The dollar traded on a firm note above ¥102.10 on Thursday in Tokyo after passing that threshold in overseas trading overnight on the back of rosy U.S. economic data.
At 5 p.m., the dollar was at ¥102.17-18, up from ¥101.67-71 at the same time Wednesday. The euro stood at $1.3582-3582, up from $1.3576-3578, and at ¥138.74-78, up from ¥138.03-06. Later, the euro soared above ¥139 for the first time since June 5, 2009, supported by robust eurozone economic data.

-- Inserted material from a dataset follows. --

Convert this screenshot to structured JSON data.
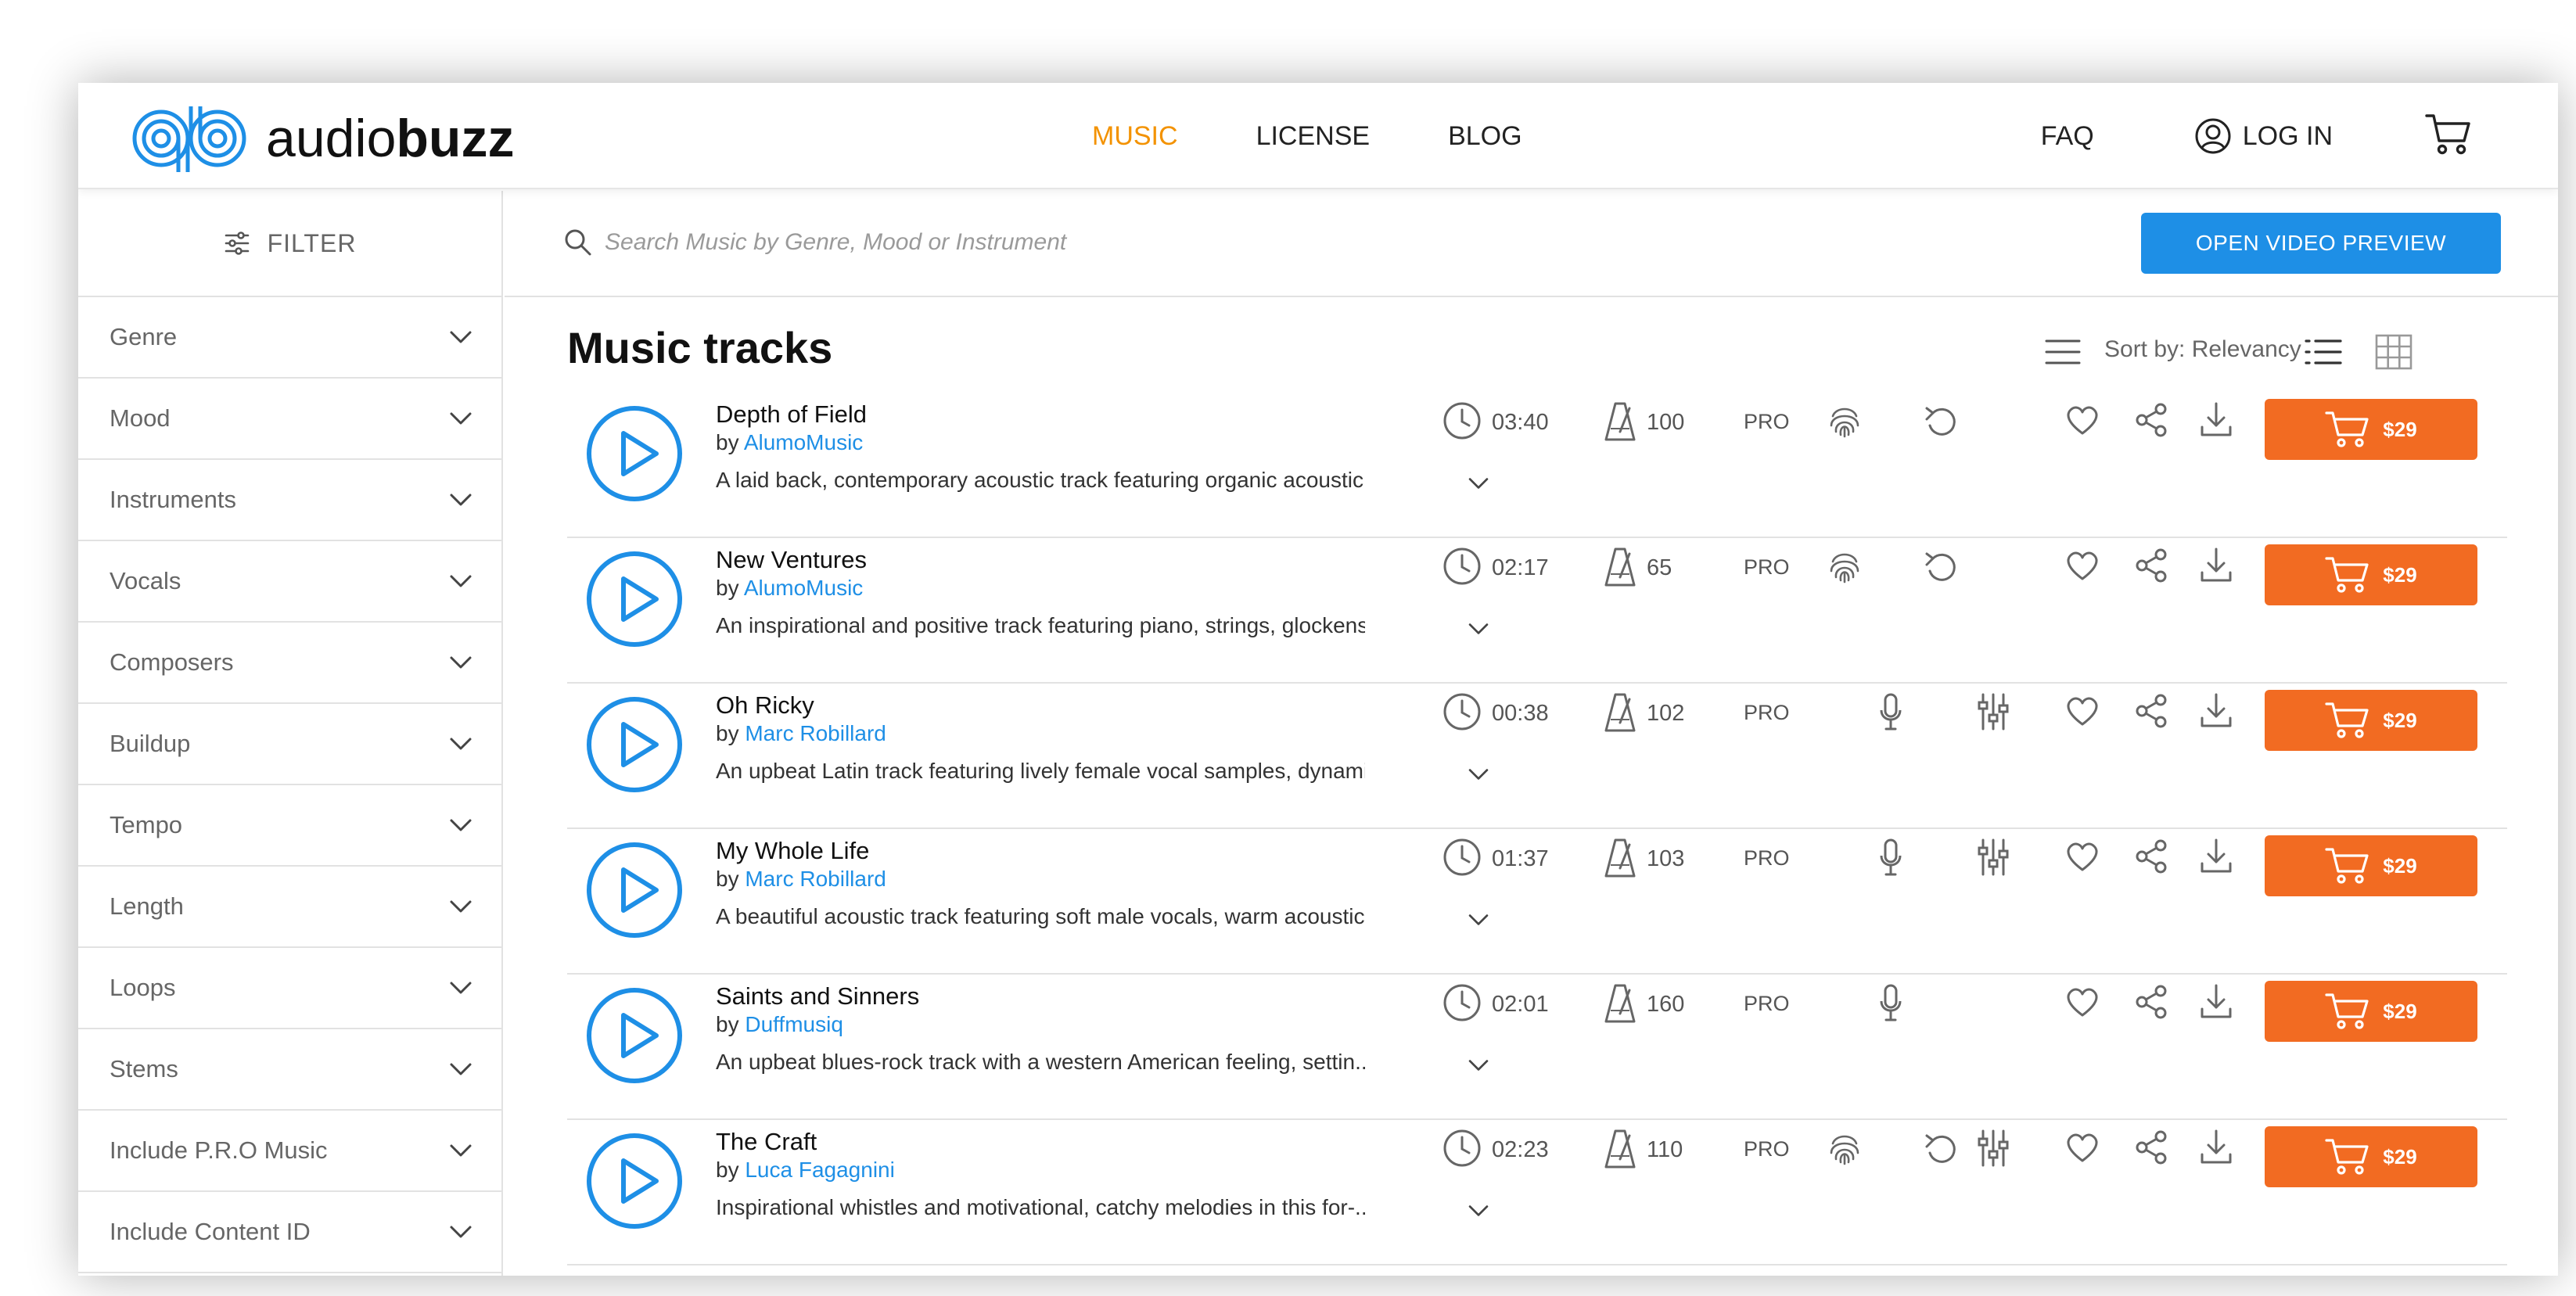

In overseas trading Wednesday, the dollar retook ¥102 for the first time since May 29 as U.S. data such as the Conference Board Leading Economic Index for October proved better than expected and bolstered optimism about the U.S. economy.
In Tokyo, the greenback briefly slipped below ¥102 in the morning on sales reflecting worries about its recent rapid rises and selling from Japanese exporters for month-end settlements.
But it regained steam later thanks to buybacks.
Still, the U.S. unit’s topside was limited somewhat, due to selling to lock in profits following its rise past ¥102, traders said.
The dollar failed to rise far above that line although the Nikkei average hit a six-year closing high Thursday, they noted.
A cautious mood is spreading amid thin trading as the U.S. market is closed on Thursday for Thanksgiving Day.
With a U.S. Commodity Futures Trading Commission report last week indicating a large accumulation of yen-short positions, “overseas players are now stepping up dollar selling to lock in profits during the U.S. market closure,” an official at a foreign securities firm said.